One of the most important ways to keep your iPod battery functioning is to keep it at a moderate temperature. Cold temperatures slow down the battery’s chemical reactions causing the battery to appear to be drained long before it should be. When using you iPod in cold weather, try putting it inside your coat to keep it warmer than the outside air. Hot temperatures speed up the chemical reactions causing the battery to wear-out sooner than it should. Because of this you should not leave your iPod in a hot car in the summer and only use iPod covers that allow the heat that the iPod generates to dissipate.
Use the hold switch
The hold switch can protect your iPod from inevitable button bumps that will cause your iPod to turn its backlight on or to switch songs or volume. Any button presses require the iPod to respond to the associated command which will drain the battery faster. For all models of the iPod and iPod mini hard drive based players, the hold switch is located at the top near the headphone jack. The iPod shuffle does not have a hold switch but provides a similar function by pressing the play/pause button for 3 seconds.
Pause your iPod
One of the great things about high-capacity music players is their ability to keep pumping out tunes seemingly endlessly. However, if you never stop your player you will realize that the music does in fact stop when the battery dies. Fortunately the geniuses of the world long ago invented pause buttons and Apple has graciously included them on the iPod. When you are in situations in which you are forced to stop listening to your music, press the pause button (don’t forget to turn off hold first).
Turn off EQ
While using the iPod’s equalizer (EQ) can provide subtle listening enhancements to your music, it also provides not-so-subtle drains on your battery. The EQ forces your iPod’s processor to “think” while it changes the frequencies of the music and the thinking processor uses the battery. If you need to get more battery life and can stand listening to the default frequency output of the music you are better off turning off the equalizer altogether. One thing to keep in mind – if you set the EQ on songs in iTunes, the iPod use the setting. To get around this set your EQ to flat on the iPod which will override the per song setting. The equalizer settings can be found on the iPod’s “Settings > EQ” menu.

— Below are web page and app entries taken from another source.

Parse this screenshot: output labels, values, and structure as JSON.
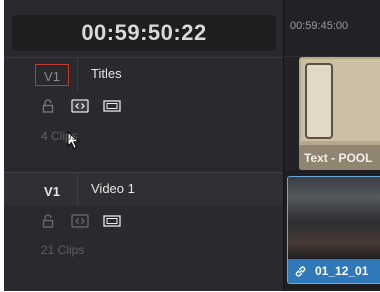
{
  "header": {
    "timecode": "00:59:50:22"
  },
  "ruler": {
    "timecode": "00:59:45:00"
  },
  "tracks": [
    {
      "label": "V1",
      "name": "Titles",
      "clips": "4 Clips",
      "selected_outline": true
    },
    {
      "label": "V1",
      "name": "Video 1",
      "clips": "21 Clips",
      "selected_outline": false
    }
  ],
  "timeline_clips": [
    {
      "name": "Text - POOL",
      "color": "#b7a88c"
    },
    {
      "name": "01_12_01",
      "color": "#2f79b8"
    }
  ],
  "colors": {
    "panel": "#2a2a2e",
    "timeline": "#1c1c1f",
    "destination_outline": "#c23a2e",
    "video_clip": "#2f79b8",
    "title_clip": "#b7a88c"
  },
  "icons": [
    "lock-icon",
    "auto-select-icon",
    "disable-video-icon",
    "link-icon",
    "mouse-pointer-icon"
  ]
}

Set the backlight timer
The backlight, while extremely useful when you are searching for songs, causes big performance hits on the battery. Apple provides several settings for the backlight and using a short timer or turning the backlight off completely will use the least power. The backlight settings can be found on the iPod’s “Settings > Backlight Timer” menu.

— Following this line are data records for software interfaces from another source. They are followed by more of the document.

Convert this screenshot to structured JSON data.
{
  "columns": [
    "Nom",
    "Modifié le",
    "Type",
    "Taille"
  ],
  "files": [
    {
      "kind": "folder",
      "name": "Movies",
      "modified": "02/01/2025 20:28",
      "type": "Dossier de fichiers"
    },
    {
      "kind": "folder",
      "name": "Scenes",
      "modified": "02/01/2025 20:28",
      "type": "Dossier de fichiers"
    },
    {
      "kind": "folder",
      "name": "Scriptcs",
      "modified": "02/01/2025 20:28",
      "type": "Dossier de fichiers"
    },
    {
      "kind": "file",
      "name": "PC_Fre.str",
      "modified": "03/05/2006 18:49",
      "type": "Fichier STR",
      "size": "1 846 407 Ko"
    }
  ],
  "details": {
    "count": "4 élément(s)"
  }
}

Use small files
The iPod uses sophisticated caching techniques to play songs while using the least amount of power. and the cache works optimally with files less than 9 MB in size. This means that battery life will be best with compressed files (usually MP3 or AAC) rather than full quality AIFF or WAV files. If you can’t stand the audio quality of compressed files, consider breaking your large files into smaller chunks to improve the cache performance.
Put it to sleep
Just like you, iPod’s use less energy while sleeping. Although the iPod goes to sleep on its own after a few minutes of inactivity, you can speed up the process by pressing the play/pause button until the iPod turns off. To wake your iPod back up from sleeping, press any button and it will turn back on.
Keep your iPod software up-to-date
Apple continues to make improvements to the firmware that runs the iPod. Over time this has led to better battery performance for all iPods including the original iPod. The iPod software updates are included in Mac OS X’s Software Update utility and as downloads on the Apple web site for both Windows and OS X users.
Use playlists or limit skipping
Skipping between tracks requires the hard drive to kick in which uses the battery. The easiest way to avoid this is to create playlists of the songs that you would like to hear ahead of time so you aren’t constantly searching for your music. You can create playlists easily using iTunes on both Windows and OS X which will be copied to your iPod during synchronization. And you may even enjoy your iPod more if you listen to only the music you want to hear.